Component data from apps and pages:

━━━━━━

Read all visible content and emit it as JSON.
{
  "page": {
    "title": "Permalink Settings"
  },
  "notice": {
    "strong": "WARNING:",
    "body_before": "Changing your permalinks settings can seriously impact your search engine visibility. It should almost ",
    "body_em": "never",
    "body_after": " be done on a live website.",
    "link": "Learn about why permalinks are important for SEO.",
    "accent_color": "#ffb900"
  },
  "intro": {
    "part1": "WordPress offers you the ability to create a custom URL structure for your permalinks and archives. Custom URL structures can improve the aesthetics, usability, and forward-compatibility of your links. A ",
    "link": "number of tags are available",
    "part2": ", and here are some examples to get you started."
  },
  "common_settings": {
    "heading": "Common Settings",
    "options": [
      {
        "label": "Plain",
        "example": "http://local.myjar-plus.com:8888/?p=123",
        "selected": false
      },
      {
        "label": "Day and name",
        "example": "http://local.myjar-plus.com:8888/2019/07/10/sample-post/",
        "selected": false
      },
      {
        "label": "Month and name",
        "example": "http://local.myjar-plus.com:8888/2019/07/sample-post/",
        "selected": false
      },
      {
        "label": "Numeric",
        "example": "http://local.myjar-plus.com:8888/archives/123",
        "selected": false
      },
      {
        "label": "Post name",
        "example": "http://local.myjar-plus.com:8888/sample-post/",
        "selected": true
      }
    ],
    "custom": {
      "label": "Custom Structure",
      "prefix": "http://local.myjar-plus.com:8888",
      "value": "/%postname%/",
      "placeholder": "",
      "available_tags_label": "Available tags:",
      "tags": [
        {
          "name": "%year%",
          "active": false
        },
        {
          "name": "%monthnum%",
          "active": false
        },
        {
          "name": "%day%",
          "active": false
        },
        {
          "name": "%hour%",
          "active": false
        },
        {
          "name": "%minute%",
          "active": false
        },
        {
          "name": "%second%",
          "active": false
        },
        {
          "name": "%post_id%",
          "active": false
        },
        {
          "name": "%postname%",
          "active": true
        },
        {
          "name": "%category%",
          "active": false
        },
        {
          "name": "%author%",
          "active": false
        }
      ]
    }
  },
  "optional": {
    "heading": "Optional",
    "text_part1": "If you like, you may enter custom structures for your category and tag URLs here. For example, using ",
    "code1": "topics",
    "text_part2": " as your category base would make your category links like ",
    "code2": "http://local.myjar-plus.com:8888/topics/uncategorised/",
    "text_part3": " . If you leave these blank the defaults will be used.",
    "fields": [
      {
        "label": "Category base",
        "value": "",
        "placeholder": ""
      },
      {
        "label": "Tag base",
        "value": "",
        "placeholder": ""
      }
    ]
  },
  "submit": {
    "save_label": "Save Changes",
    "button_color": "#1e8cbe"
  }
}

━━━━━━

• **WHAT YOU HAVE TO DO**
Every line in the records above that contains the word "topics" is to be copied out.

• **WRITTEN ANSWER**
    "code1": "topics",
    "code2": "http://local.myjar-plus.com:8888/topics/uncategorised/",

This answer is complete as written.